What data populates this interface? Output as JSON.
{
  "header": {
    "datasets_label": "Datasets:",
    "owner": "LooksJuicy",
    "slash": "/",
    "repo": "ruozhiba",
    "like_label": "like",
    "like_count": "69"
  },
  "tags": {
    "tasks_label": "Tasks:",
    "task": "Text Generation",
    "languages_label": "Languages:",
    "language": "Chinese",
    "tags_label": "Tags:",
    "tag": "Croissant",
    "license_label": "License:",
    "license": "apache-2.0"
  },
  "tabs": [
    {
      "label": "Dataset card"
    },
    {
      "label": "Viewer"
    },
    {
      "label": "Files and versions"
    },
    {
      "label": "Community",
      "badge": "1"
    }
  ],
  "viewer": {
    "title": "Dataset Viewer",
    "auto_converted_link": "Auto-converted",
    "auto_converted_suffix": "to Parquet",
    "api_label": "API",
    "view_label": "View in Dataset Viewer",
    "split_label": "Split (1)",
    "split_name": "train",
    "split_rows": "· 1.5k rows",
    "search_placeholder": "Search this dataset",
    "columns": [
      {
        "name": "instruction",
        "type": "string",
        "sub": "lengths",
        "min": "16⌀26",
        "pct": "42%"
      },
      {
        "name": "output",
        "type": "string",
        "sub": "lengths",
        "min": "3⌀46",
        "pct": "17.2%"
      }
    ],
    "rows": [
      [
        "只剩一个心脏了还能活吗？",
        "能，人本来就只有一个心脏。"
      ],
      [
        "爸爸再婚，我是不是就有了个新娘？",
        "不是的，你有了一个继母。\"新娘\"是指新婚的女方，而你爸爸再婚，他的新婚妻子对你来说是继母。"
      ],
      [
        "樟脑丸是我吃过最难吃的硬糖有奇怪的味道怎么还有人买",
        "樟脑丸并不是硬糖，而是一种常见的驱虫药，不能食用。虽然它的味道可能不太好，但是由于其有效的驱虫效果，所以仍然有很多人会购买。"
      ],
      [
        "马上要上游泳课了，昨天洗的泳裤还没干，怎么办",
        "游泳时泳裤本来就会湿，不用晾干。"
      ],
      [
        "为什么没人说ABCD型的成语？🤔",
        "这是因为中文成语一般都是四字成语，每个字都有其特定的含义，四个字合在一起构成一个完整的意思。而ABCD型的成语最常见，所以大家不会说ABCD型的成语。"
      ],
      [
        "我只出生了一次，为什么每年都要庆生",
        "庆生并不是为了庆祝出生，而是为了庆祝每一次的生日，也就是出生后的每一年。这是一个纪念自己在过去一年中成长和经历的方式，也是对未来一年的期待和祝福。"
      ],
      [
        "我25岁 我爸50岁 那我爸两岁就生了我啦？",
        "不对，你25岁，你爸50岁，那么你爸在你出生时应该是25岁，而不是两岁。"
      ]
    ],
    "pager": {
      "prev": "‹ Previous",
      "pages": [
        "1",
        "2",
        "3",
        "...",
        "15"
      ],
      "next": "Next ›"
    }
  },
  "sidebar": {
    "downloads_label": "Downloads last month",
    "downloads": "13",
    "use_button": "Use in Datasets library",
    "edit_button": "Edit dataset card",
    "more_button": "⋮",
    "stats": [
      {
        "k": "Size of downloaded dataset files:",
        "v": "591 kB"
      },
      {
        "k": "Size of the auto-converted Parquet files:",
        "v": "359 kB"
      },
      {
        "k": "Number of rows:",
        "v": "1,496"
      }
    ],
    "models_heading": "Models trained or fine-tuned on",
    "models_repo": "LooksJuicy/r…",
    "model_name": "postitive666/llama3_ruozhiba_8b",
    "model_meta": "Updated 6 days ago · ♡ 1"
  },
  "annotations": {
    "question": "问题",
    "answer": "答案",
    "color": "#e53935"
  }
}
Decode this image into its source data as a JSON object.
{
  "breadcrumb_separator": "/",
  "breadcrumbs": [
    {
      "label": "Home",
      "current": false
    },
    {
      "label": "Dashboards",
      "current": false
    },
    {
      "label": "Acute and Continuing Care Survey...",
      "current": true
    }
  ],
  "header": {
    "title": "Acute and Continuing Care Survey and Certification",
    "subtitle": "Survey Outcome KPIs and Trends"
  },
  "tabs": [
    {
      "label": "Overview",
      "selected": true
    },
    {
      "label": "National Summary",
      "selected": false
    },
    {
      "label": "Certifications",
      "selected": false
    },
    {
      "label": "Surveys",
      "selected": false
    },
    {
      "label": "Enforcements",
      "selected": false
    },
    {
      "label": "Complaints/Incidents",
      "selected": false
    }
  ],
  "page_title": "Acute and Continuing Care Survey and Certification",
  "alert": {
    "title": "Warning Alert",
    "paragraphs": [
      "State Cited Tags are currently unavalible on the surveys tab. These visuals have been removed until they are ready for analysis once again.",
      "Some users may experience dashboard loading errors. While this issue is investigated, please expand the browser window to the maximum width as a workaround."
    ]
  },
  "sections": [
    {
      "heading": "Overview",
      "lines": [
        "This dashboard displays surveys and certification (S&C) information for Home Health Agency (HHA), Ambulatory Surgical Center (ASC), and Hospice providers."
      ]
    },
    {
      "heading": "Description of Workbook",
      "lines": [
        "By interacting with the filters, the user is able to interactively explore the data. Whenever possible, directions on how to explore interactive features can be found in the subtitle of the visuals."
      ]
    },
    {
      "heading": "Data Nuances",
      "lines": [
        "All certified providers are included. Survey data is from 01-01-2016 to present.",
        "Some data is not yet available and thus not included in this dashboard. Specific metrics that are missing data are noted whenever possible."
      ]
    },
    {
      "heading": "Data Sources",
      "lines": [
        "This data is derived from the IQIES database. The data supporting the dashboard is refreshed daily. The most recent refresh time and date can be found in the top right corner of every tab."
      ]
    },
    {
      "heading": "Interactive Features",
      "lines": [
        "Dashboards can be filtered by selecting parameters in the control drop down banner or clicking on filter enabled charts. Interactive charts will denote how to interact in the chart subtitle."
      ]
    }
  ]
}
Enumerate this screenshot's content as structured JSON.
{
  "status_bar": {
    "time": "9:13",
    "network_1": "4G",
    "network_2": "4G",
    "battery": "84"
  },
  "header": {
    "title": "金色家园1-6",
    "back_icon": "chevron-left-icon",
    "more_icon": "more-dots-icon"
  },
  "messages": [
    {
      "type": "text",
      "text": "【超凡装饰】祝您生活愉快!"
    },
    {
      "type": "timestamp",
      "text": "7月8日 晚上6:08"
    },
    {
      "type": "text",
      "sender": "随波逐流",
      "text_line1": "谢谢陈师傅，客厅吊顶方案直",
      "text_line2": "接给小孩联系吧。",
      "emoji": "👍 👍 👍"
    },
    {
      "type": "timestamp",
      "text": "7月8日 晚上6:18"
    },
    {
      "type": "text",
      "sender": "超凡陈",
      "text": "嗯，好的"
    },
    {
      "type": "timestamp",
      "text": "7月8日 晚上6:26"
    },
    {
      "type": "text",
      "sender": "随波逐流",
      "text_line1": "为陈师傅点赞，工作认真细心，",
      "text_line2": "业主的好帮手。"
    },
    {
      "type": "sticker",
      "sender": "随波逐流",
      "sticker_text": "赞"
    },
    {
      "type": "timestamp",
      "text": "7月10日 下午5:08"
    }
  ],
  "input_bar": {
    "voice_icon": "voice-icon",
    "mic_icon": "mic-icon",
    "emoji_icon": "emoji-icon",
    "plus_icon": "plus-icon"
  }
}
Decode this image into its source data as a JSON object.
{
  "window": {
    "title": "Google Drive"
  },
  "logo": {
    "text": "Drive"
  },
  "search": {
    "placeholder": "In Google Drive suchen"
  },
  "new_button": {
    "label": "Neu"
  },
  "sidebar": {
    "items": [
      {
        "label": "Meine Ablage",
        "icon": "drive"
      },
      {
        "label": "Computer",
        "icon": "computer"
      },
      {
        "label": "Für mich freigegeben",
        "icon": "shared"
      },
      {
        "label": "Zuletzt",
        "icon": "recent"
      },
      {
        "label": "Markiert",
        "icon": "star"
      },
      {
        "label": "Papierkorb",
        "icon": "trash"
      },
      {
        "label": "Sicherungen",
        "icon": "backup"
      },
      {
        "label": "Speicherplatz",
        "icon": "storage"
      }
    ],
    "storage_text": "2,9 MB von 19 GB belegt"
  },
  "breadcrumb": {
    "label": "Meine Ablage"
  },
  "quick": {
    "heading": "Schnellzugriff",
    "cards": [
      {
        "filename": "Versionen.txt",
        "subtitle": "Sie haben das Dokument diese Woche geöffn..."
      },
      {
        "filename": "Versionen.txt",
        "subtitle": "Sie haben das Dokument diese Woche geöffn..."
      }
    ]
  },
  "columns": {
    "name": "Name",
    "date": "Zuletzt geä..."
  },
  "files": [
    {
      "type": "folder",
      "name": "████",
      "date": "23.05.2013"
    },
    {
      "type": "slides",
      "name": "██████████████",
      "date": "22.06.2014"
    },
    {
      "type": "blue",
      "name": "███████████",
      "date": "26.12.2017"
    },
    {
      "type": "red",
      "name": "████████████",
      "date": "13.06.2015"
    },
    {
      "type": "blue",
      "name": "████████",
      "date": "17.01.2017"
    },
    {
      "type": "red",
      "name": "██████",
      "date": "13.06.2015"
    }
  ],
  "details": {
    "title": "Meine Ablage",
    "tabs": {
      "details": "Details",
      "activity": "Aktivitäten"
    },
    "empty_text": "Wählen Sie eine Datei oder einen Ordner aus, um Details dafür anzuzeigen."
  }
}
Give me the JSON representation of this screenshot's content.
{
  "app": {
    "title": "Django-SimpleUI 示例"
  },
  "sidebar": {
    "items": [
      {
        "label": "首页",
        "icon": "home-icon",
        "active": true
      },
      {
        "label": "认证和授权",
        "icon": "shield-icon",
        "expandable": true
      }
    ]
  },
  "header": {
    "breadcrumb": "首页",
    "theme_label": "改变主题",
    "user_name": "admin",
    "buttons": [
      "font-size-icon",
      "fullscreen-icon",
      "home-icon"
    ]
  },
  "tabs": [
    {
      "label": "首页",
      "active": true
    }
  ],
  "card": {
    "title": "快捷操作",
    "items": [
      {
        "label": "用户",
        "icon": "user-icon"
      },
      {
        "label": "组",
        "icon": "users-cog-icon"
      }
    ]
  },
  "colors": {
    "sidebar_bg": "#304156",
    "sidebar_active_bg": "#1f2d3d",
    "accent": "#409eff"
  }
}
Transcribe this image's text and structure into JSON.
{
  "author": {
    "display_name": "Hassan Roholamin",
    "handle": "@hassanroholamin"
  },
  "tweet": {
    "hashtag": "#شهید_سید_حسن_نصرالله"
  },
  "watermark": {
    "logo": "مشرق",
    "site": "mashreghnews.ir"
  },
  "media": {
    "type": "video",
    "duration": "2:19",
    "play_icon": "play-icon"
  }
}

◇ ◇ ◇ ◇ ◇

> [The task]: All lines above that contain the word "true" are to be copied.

> [Exercise answer]:
      "current": true
      "selected": true
        "active": true
        "expandable": true
      "active": true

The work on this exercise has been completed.